(Element data from apps and pages)
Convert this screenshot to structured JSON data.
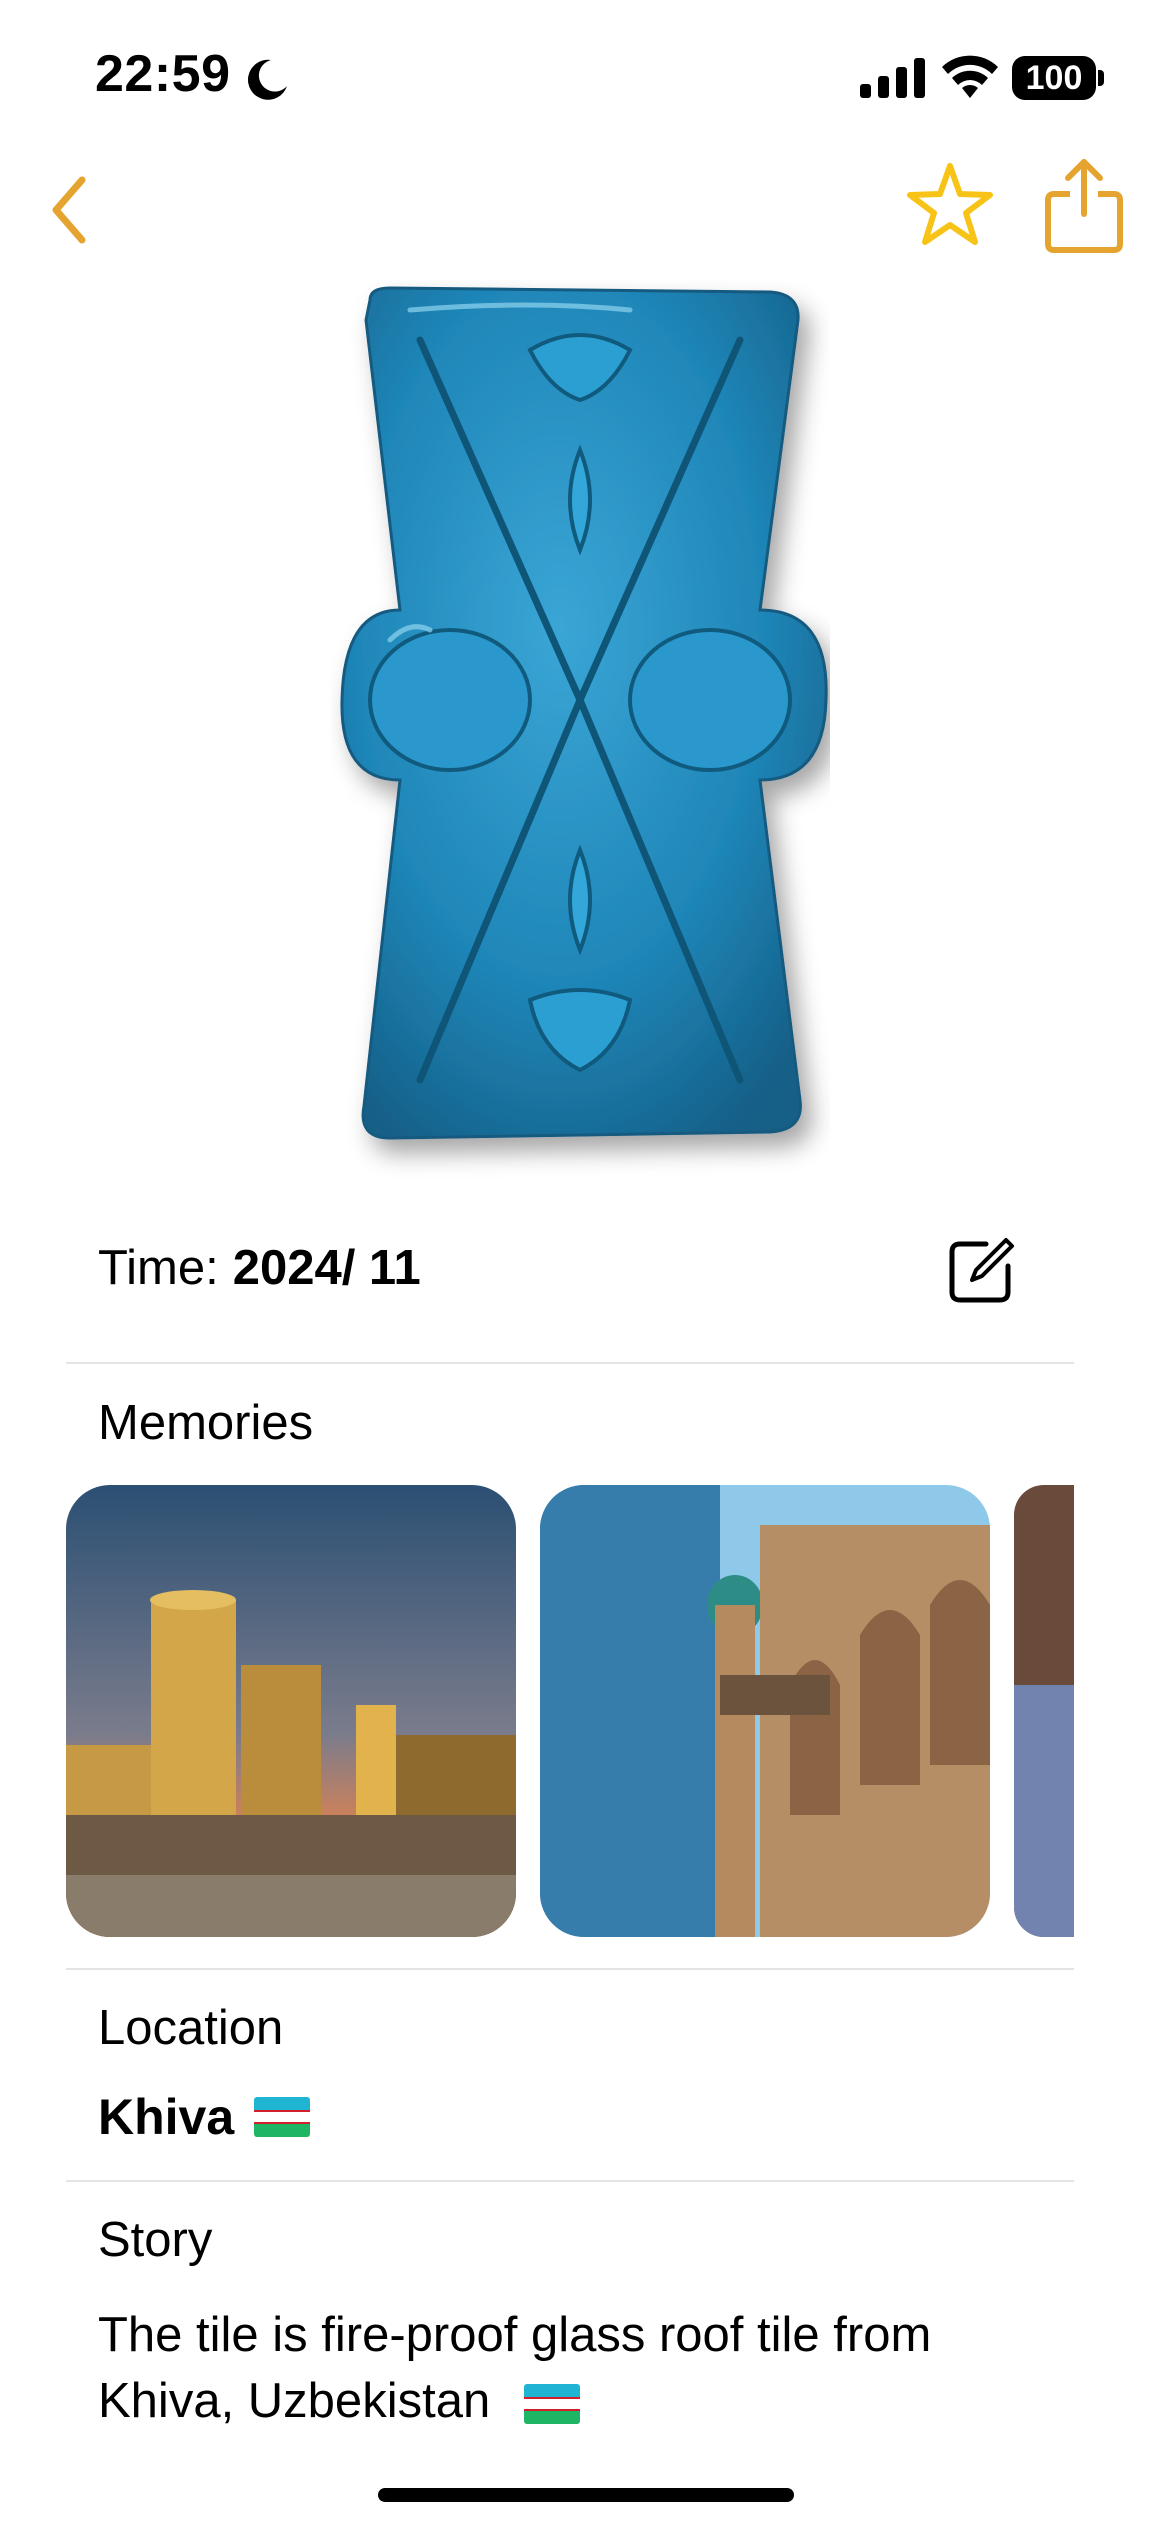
{
  "status_bar": {
    "time": "22:59",
    "battery": "100"
  },
  "colors": {
    "accent": "#E5A430",
    "star": "#F7C316",
    "tile": "#2A93C6"
  },
  "nav": {
    "back_icon": "chevron-left-icon",
    "favorite_icon": "star-icon",
    "share_icon": "share-icon"
  },
  "detail": {
    "time_label": "Time:",
    "time_value": "2024/ 11",
    "memories_title": "Memories",
    "location_title": "Location",
    "location_value": "Khiva",
    "story_title": "Story",
    "story_text": "The tile is fire-proof glass roof tile from Khiva, Uzbekistan"
  }
}
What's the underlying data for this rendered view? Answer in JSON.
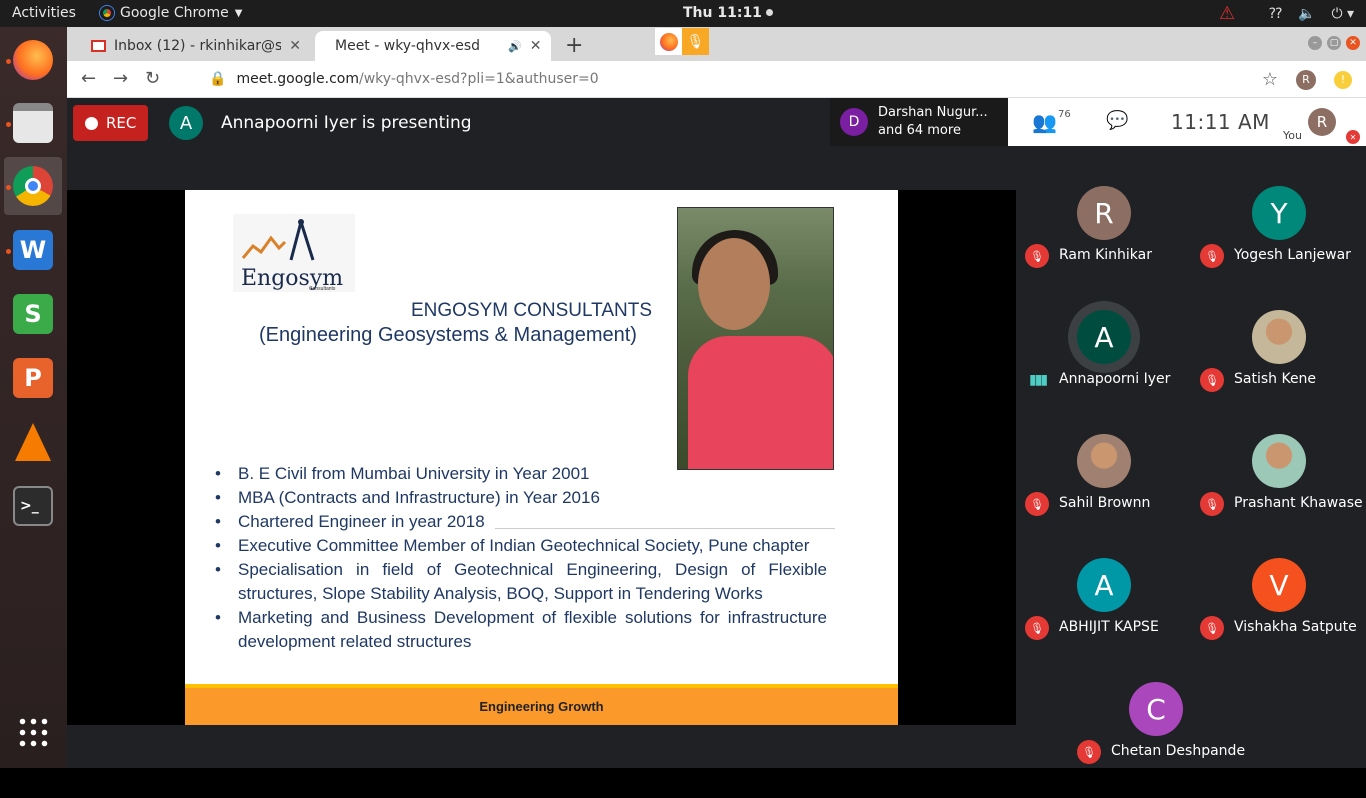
{
  "topbar": {
    "activities": "Activities",
    "app_name": "Google Chrome",
    "clock": "Thu 11:11"
  },
  "tabs": [
    {
      "label": "Inbox (12) - rkinhikar@stv"
    },
    {
      "label": "Meet - wky-qhvx-esd"
    }
  ],
  "toolbar": {
    "url_host": "meet.google.com",
    "url_path": "/wky-qhvx-esd?pli=1&authuser=0",
    "profile_initial": "R"
  },
  "meet": {
    "rec_label": "REC",
    "presenter_initial": "A",
    "presenter_text": "Annapoorni Iyer is presenting",
    "others_initial": "D",
    "others_line1": "Darshan Nugur...",
    "others_line2": "and 64 more",
    "people_count": "76",
    "time": "11:11  AM",
    "you_label": "You",
    "you_initial": "R"
  },
  "slide": {
    "logo_text": "Engosym",
    "logo_sub": "Consultants",
    "company": "ENGOSYM CONSULTANTS",
    "company_sub": "(Engineering Geosystems & Management)",
    "bullets": [
      "B. E Civil from Mumbai University in Year 2001",
      "MBA (Contracts and Infrastructure) in Year 2016",
      "Chartered Engineer in year 2018",
      "Executive Committee Member of Indian Geotechnical Society, Pune chapter",
      "Specialisation in field of Geotechnical Engineering, Design of Flexible structures, Slope Stability Analysis, BOQ, Support in Tendering Works",
      "Marketing and Business Development of flexible solutions for infrastructure development related structures"
    ],
    "footer": "Engineering Growth"
  },
  "participants": [
    {
      "name": "Ram Kinhikar",
      "initial": "R",
      "color": "#8d6e63"
    },
    {
      "name": "Yogesh Lanjewar",
      "initial": "Y",
      "color": "#00897b"
    },
    {
      "name": "Annapoorni Iyer",
      "initial": "A",
      "color": "#004d40"
    },
    {
      "name": "Satish Kene",
      "initial": "",
      "color": "#c5b89a"
    },
    {
      "name": "Sahil Brownn",
      "initial": "",
      "color": "#a08070"
    },
    {
      "name": "Prashant Khawase",
      "initial": "",
      "color": "#9cc8b8"
    },
    {
      "name": "ABHIJIT KAPSE",
      "initial": "A",
      "color": "#0097a7"
    },
    {
      "name": "Vishakha Satpute",
      "initial": "V",
      "color": "#f4511e"
    },
    {
      "name": "Chetan Deshpande",
      "initial": "C",
      "color": "#ab47bc"
    }
  ]
}
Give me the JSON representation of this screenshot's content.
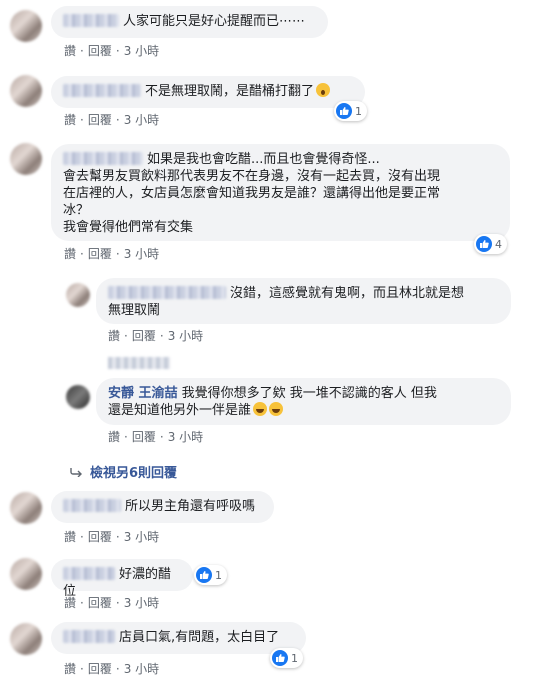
{
  "actions": {
    "like": "讚",
    "reply": "回覆",
    "sep": "·"
  },
  "colors": {
    "bubble": "#f2f3f5",
    "link": "#385898",
    "like": "#1877f2",
    "meta": "#606770"
  },
  "comments": [
    {
      "text": "人家可能只是好心提醒而已⋯⋯",
      "time": "3 小時"
    },
    {
      "text": "不是無理取鬧，是醋桶打翻了",
      "time": "3 小時",
      "reaction_count": "1",
      "reaction_icons": [
        "like-icon",
        "wow-emoji-icon"
      ]
    },
    {
      "text_lines": [
        "如果是我也會吃醋...而且也會覺得奇怪...",
        "會去幫男友買飲料那代表男友不在身邊，沒有一起去買，沒有出現",
        "在店裡的人，女店員怎麼會知道我男友是誰？還講得出他是要正常",
        "冰？",
        "我會覺得他們常有交集"
      ],
      "time": "3 小時",
      "reaction_count": "4",
      "reaction_icons": [
        "like-icon"
      ]
    },
    {
      "text_lines": [
        "沒錯，這感覺就有鬼啊，而且林北就是想",
        "無理取鬧"
      ],
      "time": "3 小時"
    },
    {
      "name": "安靜 王渝喆",
      "text_lines": [
        "我覺得你想多了欸 我一堆不認識的客人 但我",
        "還是知道他另外一伴是誰"
      ],
      "time": "3 小時",
      "emoji_icons": [
        "laugh-emoji-icon",
        "laugh-emoji-icon"
      ]
    },
    {
      "text": "所以男主角還有呼吸嗎",
      "time": "3 小時"
    },
    {
      "text": "好濃的醋位",
      "time": "3 小時",
      "reaction_count": "1",
      "reaction_icons": [
        "like-icon"
      ]
    },
    {
      "text": "店員口氣,有問題，太白目了",
      "time": "3 小時",
      "reaction_count": "1",
      "reaction_icons": [
        "like-icon"
      ]
    }
  ],
  "view_more": "檢視另6則回覆"
}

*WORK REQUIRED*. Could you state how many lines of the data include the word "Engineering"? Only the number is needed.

*RESULT OF THE EXERCISE*. 3